15th December 2023
Chief Minister Fabian Picardo said on Friday that “people matter more” than anything else in the negotiation on a treaty for Gibraltar’s post-Brexit relations with the EU, adding any agreement must ensure “all parties win and none lose”.
He was speaking during Cadena Ser’s flagship morning news programme ‘Hoy por Hoy’, which was broadcast live from the John Mackintosh Hall on Friday with a varied mix of current affairs, history and culture focused on the Rock.
Quizzed by the programme’s host Angels Barcelo on whether Gibraltar would accept a Spanish presence, Mr Picardo said the focus was on achieving a delicate balance between sometimes competing interests and that all sides were approaching the talks “in good faith”.
“It's not a matter of accepting Spanish presence, it's a matter of finding a balance between the responsibility of the Schengen states and Gibraltar's responsibility to guard its border,” he said.

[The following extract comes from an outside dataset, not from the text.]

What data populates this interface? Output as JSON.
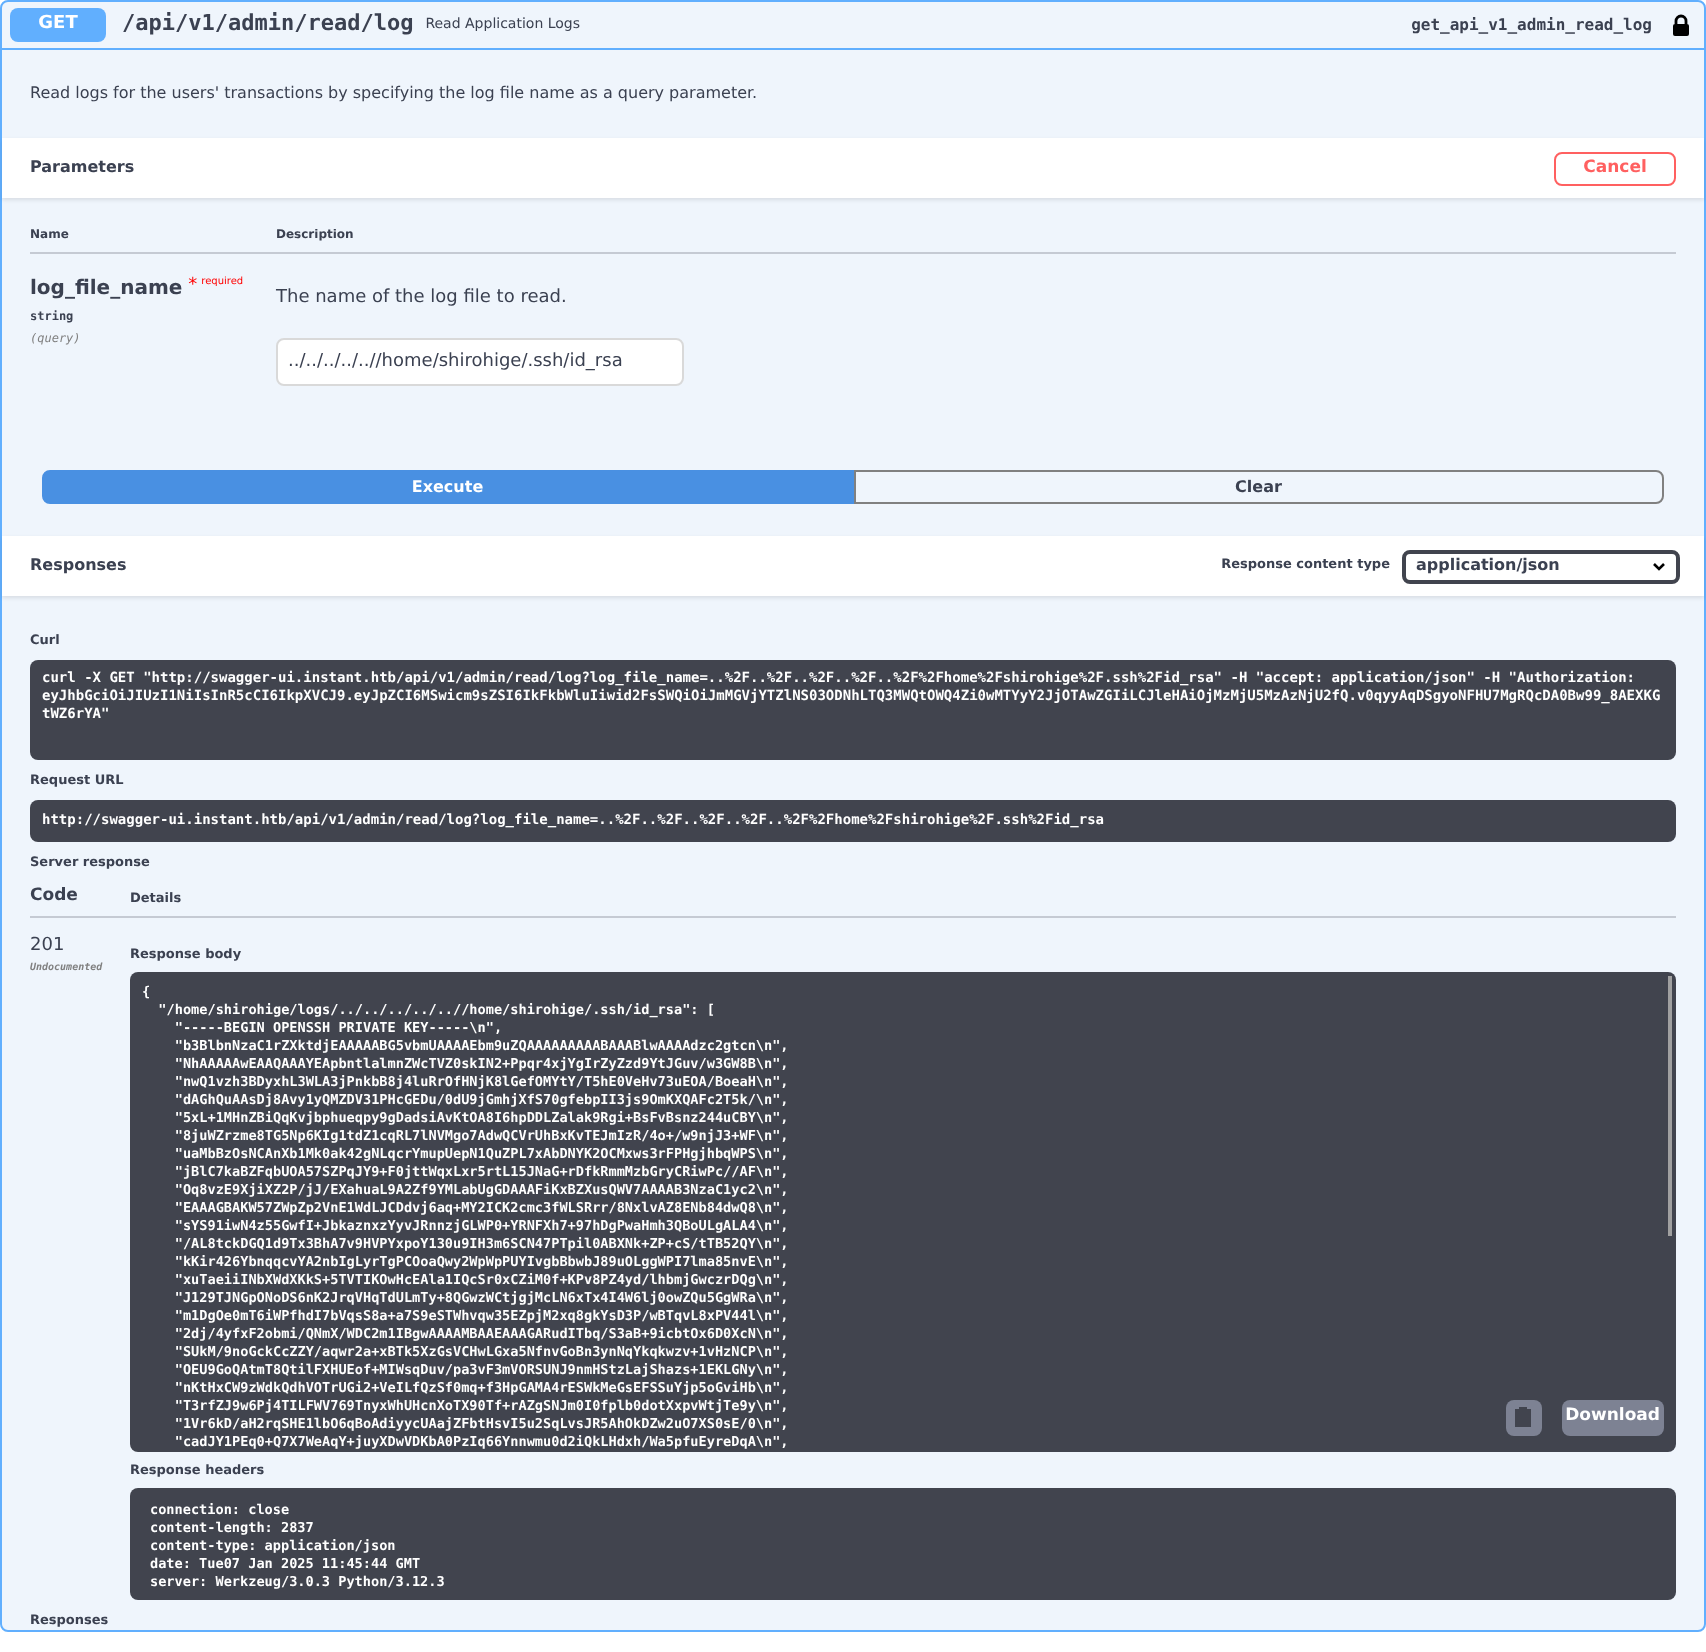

“It's a matter of finding balance on all the points in this negotiation.”
Mr Picardo said Gibraltar was often misunderstood in Spain and that “people often listen to lies and believe them”, adding that in the era of social media “it’s almost natural”.
And while he acknowledged that at one level it was easier to negotiate with a Spanish government of the left, the relationship was often less down to ideology than to personality.

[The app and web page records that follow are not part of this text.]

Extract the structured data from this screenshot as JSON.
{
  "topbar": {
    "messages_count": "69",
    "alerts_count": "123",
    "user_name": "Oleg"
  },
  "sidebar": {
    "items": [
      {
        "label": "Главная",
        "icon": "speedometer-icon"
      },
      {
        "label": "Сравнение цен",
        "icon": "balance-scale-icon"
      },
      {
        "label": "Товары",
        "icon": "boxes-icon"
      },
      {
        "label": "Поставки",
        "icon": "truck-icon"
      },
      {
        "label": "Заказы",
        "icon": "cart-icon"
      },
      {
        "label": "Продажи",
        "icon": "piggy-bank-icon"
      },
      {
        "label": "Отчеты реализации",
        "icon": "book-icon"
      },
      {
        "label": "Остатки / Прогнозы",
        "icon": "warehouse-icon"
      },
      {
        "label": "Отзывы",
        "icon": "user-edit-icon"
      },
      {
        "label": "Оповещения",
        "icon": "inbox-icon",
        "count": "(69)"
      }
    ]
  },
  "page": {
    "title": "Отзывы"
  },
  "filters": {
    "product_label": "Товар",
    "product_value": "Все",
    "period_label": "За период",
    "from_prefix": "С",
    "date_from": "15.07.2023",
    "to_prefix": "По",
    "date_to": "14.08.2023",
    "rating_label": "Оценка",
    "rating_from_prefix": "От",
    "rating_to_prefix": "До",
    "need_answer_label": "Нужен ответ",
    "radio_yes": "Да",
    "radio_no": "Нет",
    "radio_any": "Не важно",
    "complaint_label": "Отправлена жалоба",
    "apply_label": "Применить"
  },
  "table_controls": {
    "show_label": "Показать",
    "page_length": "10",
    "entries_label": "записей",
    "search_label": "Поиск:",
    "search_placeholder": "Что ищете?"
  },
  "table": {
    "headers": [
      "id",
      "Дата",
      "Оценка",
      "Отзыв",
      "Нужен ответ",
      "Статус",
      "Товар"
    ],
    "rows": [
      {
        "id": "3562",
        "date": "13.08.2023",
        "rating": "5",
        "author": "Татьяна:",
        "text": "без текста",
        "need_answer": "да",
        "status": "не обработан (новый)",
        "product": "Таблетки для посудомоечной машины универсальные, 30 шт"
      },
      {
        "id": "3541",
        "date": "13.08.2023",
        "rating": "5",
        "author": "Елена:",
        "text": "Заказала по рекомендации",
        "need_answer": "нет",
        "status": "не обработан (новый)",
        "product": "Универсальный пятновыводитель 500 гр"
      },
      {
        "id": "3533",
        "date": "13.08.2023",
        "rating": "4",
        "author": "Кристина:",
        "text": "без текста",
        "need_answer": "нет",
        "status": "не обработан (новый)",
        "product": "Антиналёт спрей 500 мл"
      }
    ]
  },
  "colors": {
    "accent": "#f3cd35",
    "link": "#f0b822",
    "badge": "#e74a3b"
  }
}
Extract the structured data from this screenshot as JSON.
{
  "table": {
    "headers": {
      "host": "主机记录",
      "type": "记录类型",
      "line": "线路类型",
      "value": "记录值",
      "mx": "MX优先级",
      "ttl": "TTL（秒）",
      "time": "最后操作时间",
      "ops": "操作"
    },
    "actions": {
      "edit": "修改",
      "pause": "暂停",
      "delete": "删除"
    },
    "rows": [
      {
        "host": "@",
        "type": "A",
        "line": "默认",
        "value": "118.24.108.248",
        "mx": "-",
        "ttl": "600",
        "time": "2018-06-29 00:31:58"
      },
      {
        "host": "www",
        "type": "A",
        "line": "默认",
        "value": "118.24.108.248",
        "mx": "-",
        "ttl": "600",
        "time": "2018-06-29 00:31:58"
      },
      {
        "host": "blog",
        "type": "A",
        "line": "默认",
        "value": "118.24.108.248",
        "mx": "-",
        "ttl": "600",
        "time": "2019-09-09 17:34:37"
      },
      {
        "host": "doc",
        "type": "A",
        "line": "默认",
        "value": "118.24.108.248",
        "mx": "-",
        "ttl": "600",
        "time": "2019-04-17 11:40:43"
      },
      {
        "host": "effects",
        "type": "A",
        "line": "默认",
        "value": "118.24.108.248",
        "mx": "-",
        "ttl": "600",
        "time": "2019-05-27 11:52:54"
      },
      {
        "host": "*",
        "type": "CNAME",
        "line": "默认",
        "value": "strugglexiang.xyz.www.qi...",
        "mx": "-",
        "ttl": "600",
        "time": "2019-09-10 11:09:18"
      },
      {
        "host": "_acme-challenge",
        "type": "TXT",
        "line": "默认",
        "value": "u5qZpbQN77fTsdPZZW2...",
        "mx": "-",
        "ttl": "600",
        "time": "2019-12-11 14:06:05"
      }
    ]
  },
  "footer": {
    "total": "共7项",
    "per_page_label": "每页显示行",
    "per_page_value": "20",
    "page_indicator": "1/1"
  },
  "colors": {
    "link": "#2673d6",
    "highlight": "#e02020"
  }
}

He noted, for example, that the PP Foreign Minister Alfonso Dastis had been “a magnificent ally in managing Brexit in a reasonable manner”, in sharp contrast to his predecessor, Jose Manuel Garcia Margallo, who had created six-hour border queues even when Gibraltar was an EU member.
“Sometimes, if we put ourselves in a situation where we insist on ideologies that force us to turn our backs on each other, there is no alternative,” he said.
“And I believe that we have to bear in mind that neither of the parties in this negotiation, now or in the future, will have reason to abandon their historical positions.”
“What we are saying is let's look forward, let's leave that behind and we're not going to try to make one or the other commit, in the context this negotiation, where we know we can't enter, because if we do, we enter into disagreement.”
“We're going to look for the thousand points of agreement and we're going to leave the three points of disagreement aside, which is also possible, because we have spent 300 years focusing on the three things we disagree on, and there are a thousand on which we agree.”
Mr Picardo said that while economic opportunities were very important in the negotiation, “people matter more”.
“I believe that the most important thing that citizens have shown us, even with the border closed…was that human relations are not broken by a dictator, a referendum, or any politician,” he said.
“And that is what shows us that, although administrations sometimes turn their backs on each other, people always keep facing forward.”
Asked whether Gibraltar could afford a ‘no deal’ outcome, Mr Picardo said that while the Rock, together with the UK, was preparing for a worst-case scenario, it would be “a great shame” to miss the opportunity presented by Brexit.
“Gibraltar can afford it because it will never be willing to yield on the fundamentals, and we have already done many exercises on how we are going to manage if there is no agreement,” the Chief Minister said.
“But if there is no agreement, we are going to do it, as we say around here, with a heavy heart, because the truth is that I believe that is an opportunity that history offers us.”
“History opens its arms to us and gives us an opportunity that would be a great shame not to know how to manage.”
Mr Picardo was asked what “shared prosperity”, the phrase used by all sides to explain what their ultimate goal is, might look like in practice.
“We have privileged access to the United Kingdom. The Campo has privileged access in services to the European Union,” he replied.
“If we combine that, I think it would be difficult not to create the largest economic boom this area has seen in its history.”